Items from a data source
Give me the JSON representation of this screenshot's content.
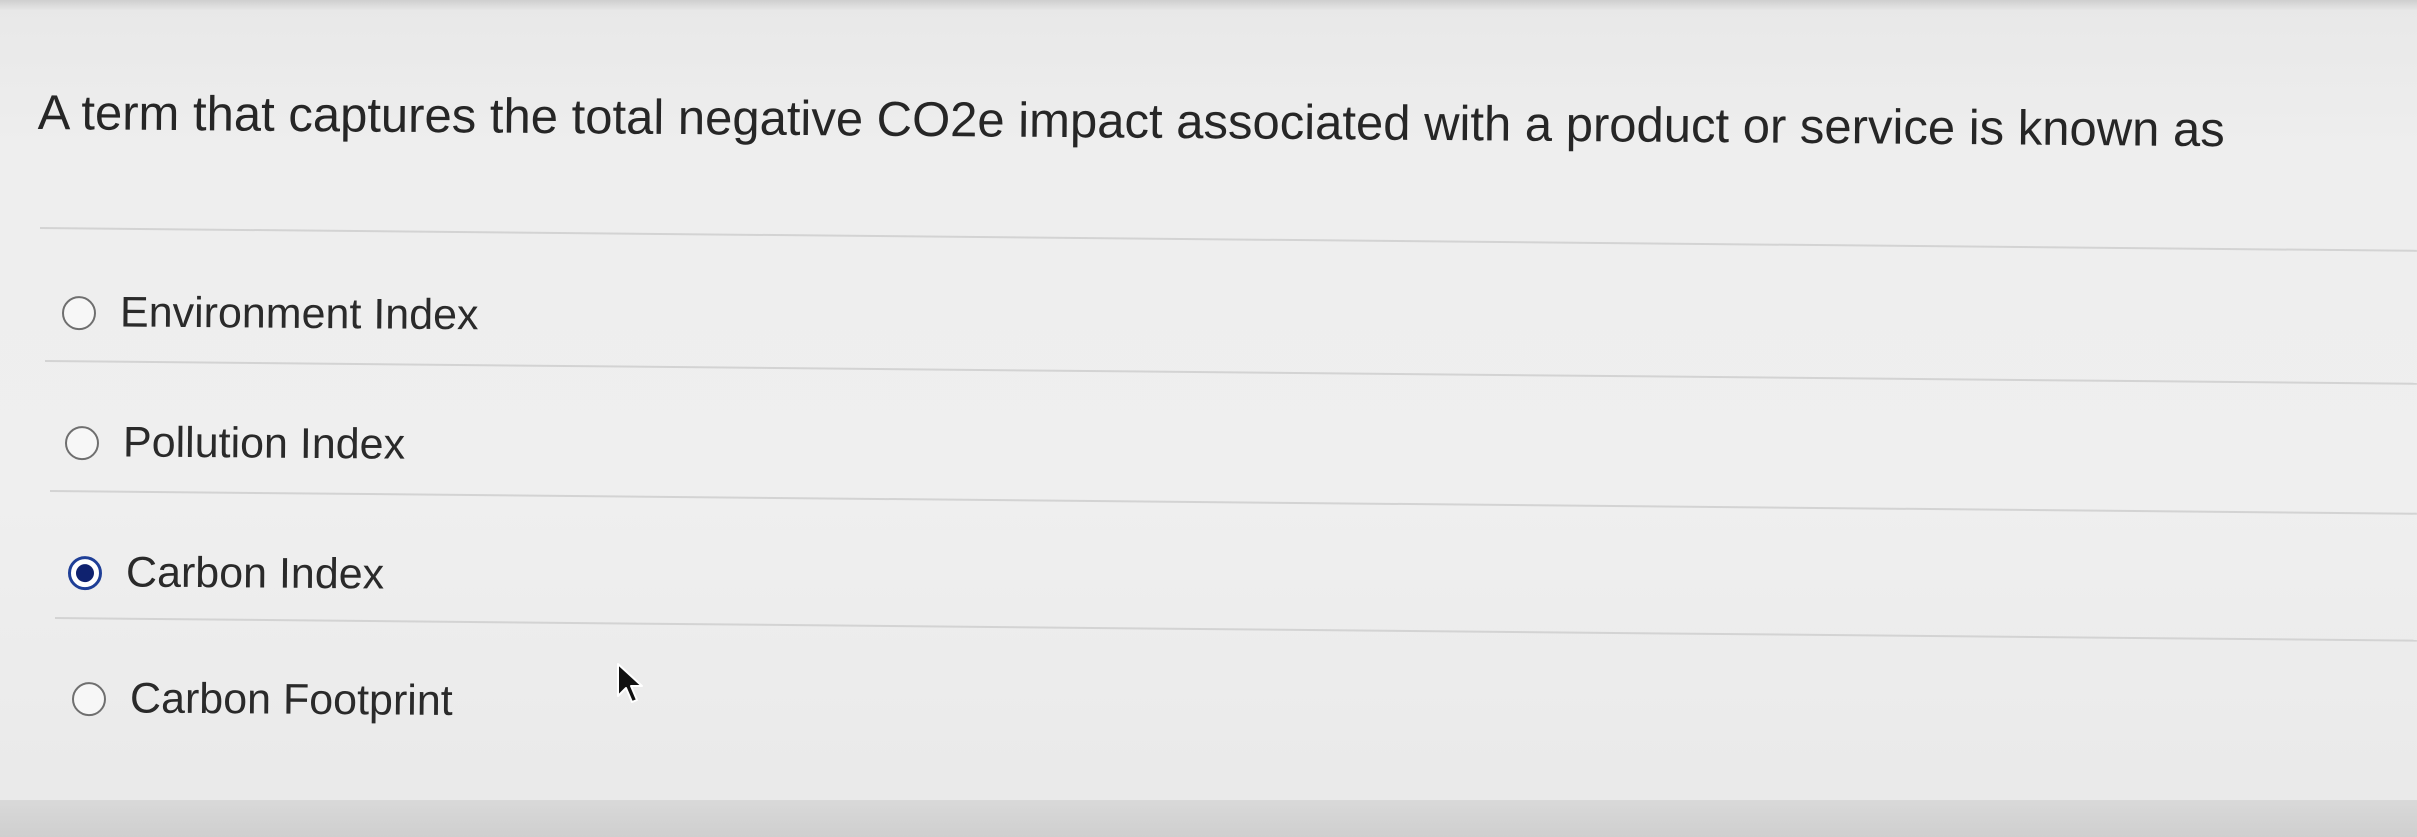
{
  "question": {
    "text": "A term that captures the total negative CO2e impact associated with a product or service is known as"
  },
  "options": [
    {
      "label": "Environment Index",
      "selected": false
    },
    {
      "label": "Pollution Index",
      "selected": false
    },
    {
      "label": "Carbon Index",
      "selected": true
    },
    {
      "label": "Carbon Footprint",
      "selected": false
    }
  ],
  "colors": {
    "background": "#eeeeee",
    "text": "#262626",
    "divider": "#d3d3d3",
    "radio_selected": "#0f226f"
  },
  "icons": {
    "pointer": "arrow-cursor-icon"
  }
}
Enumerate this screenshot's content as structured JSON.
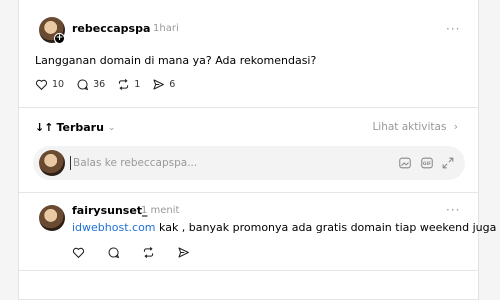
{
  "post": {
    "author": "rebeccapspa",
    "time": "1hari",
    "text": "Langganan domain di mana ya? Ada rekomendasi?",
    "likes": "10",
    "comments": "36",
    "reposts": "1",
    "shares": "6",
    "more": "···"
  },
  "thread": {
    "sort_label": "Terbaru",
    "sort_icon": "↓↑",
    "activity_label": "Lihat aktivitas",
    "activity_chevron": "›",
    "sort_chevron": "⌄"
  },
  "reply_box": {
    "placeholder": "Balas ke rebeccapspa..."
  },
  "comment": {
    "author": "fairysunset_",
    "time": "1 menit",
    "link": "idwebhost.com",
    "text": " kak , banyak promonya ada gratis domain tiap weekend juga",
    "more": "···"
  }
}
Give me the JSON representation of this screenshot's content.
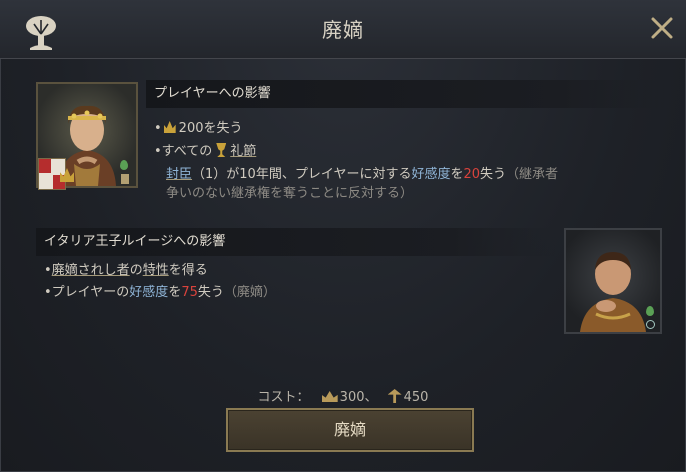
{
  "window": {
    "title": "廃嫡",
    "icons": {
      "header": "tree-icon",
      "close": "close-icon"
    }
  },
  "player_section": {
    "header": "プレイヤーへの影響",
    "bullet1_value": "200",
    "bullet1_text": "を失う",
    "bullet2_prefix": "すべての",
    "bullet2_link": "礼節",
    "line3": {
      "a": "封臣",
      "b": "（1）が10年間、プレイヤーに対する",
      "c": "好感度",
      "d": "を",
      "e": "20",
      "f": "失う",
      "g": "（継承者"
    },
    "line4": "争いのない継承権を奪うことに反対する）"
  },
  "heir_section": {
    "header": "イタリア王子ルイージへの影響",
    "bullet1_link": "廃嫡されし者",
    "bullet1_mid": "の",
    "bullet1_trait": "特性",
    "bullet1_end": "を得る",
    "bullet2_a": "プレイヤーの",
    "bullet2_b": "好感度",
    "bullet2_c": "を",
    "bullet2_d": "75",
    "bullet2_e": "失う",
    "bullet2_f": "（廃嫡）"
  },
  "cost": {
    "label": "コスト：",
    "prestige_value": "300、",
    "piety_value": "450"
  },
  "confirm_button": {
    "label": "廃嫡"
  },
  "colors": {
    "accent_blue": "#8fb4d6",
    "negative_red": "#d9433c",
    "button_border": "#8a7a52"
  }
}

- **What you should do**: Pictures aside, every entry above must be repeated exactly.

- **Answer space**:
Give me the JSON representation of this screenshot's content.
{
  "question": {
    "text": "A term that captures the total negative CO2e impact associated with a product or service is known as"
  },
  "options": [
    {
      "label": "Environment Index",
      "selected": false
    },
    {
      "label": "Pollution Index",
      "selected": false
    },
    {
      "label": "Carbon Index",
      "selected": true
    },
    {
      "label": "Carbon Footprint",
      "selected": false
    }
  ],
  "colors": {
    "background": "#eeeeee",
    "text": "#262626",
    "divider": "#d3d3d3",
    "radio_selected": "#0f226f"
  },
  "icons": {
    "pointer": "arrow-cursor-icon"
  }
}
Enumerate this screenshot's content as structured JSON.
{
  "post": {
    "author": "rebeccapspa",
    "time": "1hari",
    "text": "Langganan domain di mana ya? Ada rekomendasi?",
    "likes": "10",
    "comments": "36",
    "reposts": "1",
    "shares": "6",
    "more": "···"
  },
  "thread": {
    "sort_label": "Terbaru",
    "sort_icon": "↓↑",
    "activity_label": "Lihat aktivitas",
    "activity_chevron": "›",
    "sort_chevron": "⌄"
  },
  "reply_box": {
    "placeholder": "Balas ke rebeccapspa..."
  },
  "comment": {
    "author": "fairysunset_",
    "time": "1 menit",
    "link": "idwebhost.com",
    "text": " kak , banyak promonya ada gratis domain tiap weekend juga",
    "more": "···"
  }
}
Give me the JSON representation of this screenshot's content.
{
  "window": {
    "title": "廃嫡",
    "icons": {
      "header": "tree-icon",
      "close": "close-icon"
    }
  },
  "player_section": {
    "header": "プレイヤーへの影響",
    "bullet1_value": "200",
    "bullet1_text": "を失う",
    "bullet2_prefix": "すべての",
    "bullet2_link": "礼節",
    "line3": {
      "a": "封臣",
      "b": "（1）が10年間、プレイヤーに対する",
      "c": "好感度",
      "d": "を",
      "e": "20",
      "f": "失う",
      "g": "（継承者"
    },
    "line4": "争いのない継承権を奪うことに反対する）"
  },
  "heir_section": {
    "header": "イタリア王子ルイージへの影響",
    "bullet1_link": "廃嫡されし者",
    "bullet1_mid": "の",
    "bullet1_trait": "特性",
    "bullet1_end": "を得る",
    "bullet2_a": "プレイヤーの",
    "bullet2_b": "好感度",
    "bullet2_c": "を",
    "bullet2_d": "75",
    "bullet2_e": "失う",
    "bullet2_f": "（廃嫡）"
  },
  "cost": {
    "label": "コスト：",
    "prestige_value": "300、",
    "piety_value": "450"
  },
  "confirm_button": {
    "label": "廃嫡"
  },
  "colors": {
    "accent_blue": "#8fb4d6",
    "negative_red": "#d9433c",
    "button_border": "#8a7a52"
  }
}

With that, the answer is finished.